> _WHAT THE TASK ASKS_: Every line of the records below that holds the word "Users" belongs in the answer.
[Start of section]
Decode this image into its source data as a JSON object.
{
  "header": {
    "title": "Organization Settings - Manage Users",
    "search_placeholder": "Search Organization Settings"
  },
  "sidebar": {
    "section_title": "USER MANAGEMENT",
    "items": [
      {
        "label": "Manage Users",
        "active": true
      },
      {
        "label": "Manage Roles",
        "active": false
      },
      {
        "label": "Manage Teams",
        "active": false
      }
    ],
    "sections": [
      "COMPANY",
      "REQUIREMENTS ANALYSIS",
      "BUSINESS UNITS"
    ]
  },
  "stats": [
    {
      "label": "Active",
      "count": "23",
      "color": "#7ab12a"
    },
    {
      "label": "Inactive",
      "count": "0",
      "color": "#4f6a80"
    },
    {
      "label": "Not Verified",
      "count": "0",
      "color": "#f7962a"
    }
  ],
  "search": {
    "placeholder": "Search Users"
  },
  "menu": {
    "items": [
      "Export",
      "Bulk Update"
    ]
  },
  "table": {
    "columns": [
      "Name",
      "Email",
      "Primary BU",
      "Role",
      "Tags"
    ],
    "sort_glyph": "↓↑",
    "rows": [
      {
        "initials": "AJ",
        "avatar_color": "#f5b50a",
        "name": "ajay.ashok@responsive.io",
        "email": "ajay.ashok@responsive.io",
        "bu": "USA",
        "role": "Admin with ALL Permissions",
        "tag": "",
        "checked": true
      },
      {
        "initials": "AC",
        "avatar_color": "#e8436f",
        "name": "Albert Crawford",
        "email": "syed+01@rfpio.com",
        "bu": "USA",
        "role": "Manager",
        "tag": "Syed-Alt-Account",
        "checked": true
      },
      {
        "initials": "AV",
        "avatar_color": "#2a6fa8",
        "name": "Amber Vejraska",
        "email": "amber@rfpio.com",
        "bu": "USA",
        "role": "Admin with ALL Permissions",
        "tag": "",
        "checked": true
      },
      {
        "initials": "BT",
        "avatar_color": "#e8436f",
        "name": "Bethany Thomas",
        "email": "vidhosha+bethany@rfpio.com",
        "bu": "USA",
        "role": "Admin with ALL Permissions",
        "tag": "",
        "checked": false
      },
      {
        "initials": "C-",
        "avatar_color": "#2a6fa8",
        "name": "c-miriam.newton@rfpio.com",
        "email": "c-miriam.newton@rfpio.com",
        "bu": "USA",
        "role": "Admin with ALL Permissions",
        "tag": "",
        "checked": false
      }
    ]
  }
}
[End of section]
> _TASK ANSWER_:
    "title": "Organization Settings - Manage Users",
        "label": "Manage Users",
    "placeholder": "Search Users"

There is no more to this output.